··· EXTRACTED ENTRIES ···

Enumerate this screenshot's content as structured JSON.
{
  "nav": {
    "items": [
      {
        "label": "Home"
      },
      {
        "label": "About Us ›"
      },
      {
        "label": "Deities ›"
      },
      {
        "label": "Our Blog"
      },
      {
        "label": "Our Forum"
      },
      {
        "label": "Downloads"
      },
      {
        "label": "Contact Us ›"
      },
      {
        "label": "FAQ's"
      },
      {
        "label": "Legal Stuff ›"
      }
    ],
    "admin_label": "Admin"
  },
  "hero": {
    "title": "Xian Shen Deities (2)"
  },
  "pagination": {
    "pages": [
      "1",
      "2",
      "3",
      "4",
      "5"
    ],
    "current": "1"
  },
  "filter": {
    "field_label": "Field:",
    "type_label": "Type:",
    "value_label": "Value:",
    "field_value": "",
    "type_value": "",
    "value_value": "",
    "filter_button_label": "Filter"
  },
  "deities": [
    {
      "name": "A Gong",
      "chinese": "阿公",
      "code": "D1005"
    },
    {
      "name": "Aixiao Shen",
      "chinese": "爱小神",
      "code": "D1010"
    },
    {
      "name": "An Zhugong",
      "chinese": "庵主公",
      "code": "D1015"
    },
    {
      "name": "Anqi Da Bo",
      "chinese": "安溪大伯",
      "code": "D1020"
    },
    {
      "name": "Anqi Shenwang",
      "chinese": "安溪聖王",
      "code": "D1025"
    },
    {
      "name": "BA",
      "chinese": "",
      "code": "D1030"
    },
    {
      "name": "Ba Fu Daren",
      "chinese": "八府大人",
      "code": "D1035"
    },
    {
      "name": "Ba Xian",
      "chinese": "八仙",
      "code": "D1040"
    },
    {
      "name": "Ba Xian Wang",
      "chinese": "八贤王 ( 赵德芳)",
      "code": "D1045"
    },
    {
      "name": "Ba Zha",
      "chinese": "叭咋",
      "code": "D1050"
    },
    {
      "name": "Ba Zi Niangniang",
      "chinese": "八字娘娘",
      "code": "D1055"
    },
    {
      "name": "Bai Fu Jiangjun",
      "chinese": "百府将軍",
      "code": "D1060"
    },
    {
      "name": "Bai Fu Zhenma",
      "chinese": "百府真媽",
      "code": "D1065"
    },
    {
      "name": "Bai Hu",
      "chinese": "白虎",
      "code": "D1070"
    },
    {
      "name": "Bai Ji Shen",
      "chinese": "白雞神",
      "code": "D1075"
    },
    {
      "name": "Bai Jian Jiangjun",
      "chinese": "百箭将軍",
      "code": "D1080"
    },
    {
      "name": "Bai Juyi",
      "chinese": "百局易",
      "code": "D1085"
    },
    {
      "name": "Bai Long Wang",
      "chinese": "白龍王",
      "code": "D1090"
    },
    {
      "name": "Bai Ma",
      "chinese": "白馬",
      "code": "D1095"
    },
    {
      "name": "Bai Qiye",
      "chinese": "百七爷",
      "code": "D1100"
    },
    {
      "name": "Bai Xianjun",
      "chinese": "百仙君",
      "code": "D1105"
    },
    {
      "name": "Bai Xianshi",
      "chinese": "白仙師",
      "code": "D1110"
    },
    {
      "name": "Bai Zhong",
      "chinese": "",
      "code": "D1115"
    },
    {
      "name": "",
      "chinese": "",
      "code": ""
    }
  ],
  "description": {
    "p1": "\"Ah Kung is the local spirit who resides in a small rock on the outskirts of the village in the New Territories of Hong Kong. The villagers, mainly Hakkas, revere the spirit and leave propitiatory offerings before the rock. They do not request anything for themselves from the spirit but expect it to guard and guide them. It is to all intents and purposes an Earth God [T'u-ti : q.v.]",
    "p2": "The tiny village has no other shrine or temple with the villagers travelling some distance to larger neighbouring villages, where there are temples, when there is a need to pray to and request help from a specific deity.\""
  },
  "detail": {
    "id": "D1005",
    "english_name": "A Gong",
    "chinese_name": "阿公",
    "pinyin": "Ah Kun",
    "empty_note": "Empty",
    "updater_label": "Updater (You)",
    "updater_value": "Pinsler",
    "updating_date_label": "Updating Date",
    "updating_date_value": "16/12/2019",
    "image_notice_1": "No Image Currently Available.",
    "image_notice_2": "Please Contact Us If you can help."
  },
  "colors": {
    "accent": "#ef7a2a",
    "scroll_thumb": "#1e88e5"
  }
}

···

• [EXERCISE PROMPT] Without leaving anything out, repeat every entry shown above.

• [SOLUTION TO THE PROBLEM]
Enumerate this screenshot's content as structured JSON.
{
  "nav": {
    "items": [
      {
        "label": "Home"
      },
      {
        "label": "About Us ›"
      },
      {
        "label": "Deities ›"
      },
      {
        "label": "Our Blog"
      },
      {
        "label": "Our Forum"
      },
      {
        "label": "Downloads"
      },
      {
        "label": "Contact Us ›"
      },
      {
        "label": "FAQ's"
      },
      {
        "label": "Legal Stuff ›"
      }
    ],
    "admin_label": "Admin"
  },
  "hero": {
    "title": "Xian Shen Deities (2)"
  },
  "pagination": {
    "pages": [
      "1",
      "2",
      "3",
      "4",
      "5"
    ],
    "current": "1"
  },
  "filter": {
    "field_label": "Field:",
    "type_label": "Type:",
    "value_label": "Value:",
    "field_value": "",
    "type_value": "",
    "value_value": "",
    "filter_button_label": "Filter"
  },
  "deities": [
    {
      "name": "A Gong",
      "chinese": "阿公",
      "code": "D1005"
    },
    {
      "name": "Aixiao Shen",
      "chinese": "爱小神",
      "code": "D1010"
    },
    {
      "name": "An Zhugong",
      "chinese": "庵主公",
      "code": "D1015"
    },
    {
      "name": "Anqi Da Bo",
      "chinese": "安溪大伯",
      "code": "D1020"
    },
    {
      "name": "Anqi Shenwang",
      "chinese": "安溪聖王",
      "code": "D1025"
    },
    {
      "name": "BA",
      "chinese": "",
      "code": "D1030"
    },
    {
      "name": "Ba Fu Daren",
      "chinese": "八府大人",
      "code": "D1035"
    },
    {
      "name": "Ba Xian",
      "chinese": "八仙",
      "code": "D1040"
    },
    {
      "name": "Ba Xian Wang",
      "chinese": "八贤王 ( 赵德芳)",
      "code": "D1045"
    },
    {
      "name": "Ba Zha",
      "chinese": "叭咋",
      "code": "D1050"
    },
    {
      "name": "Ba Zi Niangniang",
      "chinese": "八字娘娘",
      "code": "D1055"
    },
    {
      "name": "Bai Fu Jiangjun",
      "chinese": "百府将軍",
      "code": "D1060"
    },
    {
      "name": "Bai Fu Zhenma",
      "chinese": "百府真媽",
      "code": "D1065"
    },
    {
      "name": "Bai Hu",
      "chinese": "白虎",
      "code": "D1070"
    },
    {
      "name": "Bai Ji Shen",
      "chinese": "白雞神",
      "code": "D1075"
    },
    {
      "name": "Bai Jian Jiangjun",
      "chinese": "百箭将軍",
      "code": "D1080"
    },
    {
      "name": "Bai Juyi",
      "chinese": "百局易",
      "code": "D1085"
    },
    {
      "name": "Bai Long Wang",
      "chinese": "白龍王",
      "code": "D1090"
    },
    {
      "name": "Bai Ma",
      "chinese": "白馬",
      "code": "D1095"
    },
    {
      "name": "Bai Qiye",
      "chinese": "百七爷",
      "code": "D1100"
    },
    {
      "name": "Bai Xianjun",
      "chinese": "百仙君",
      "code": "D1105"
    },
    {
      "name": "Bai Xianshi",
      "chinese": "白仙師",
      "code": "D1110"
    },
    {
      "name": "Bai Zhong",
      "chinese": "",
      "code": "D1115"
    },
    {
      "name": "",
      "chinese": "",
      "code": ""
    }
  ],
  "description": {
    "p1": "\"Ah Kung is the local spirit who resides in a small rock on the outskirts of the village in the New Territories of Hong Kong. The villagers, mainly Hakkas, revere the spirit and leave propitiatory offerings before the rock. They do not request anything for themselves from the spirit but expect it to guard and guide them. It is to all intents and purposes an Earth God [T'u-ti : q.v.]",
    "p2": "The tiny village has no other shrine or temple with the villagers travelling some distance to larger neighbouring villages, where there are temples, when there is a need to pray to and request help from a specific deity.\""
  },
  "detail": {
    "id": "D1005",
    "english_name": "A Gong",
    "chinese_name": "阿公",
    "pinyin": "Ah Kun",
    "empty_note": "Empty",
    "updater_label": "Updater (You)",
    "updater_value": "Pinsler",
    "updating_date_label": "Updating Date",
    "updating_date_value": "16/12/2019",
    "image_notice_1": "No Image Currently Available.",
    "image_notice_2": "Please Contact Us If you can help."
  },
  "colors": {
    "accent": "#ef7a2a",
    "scroll_thumb": "#1e88e5"
  }
}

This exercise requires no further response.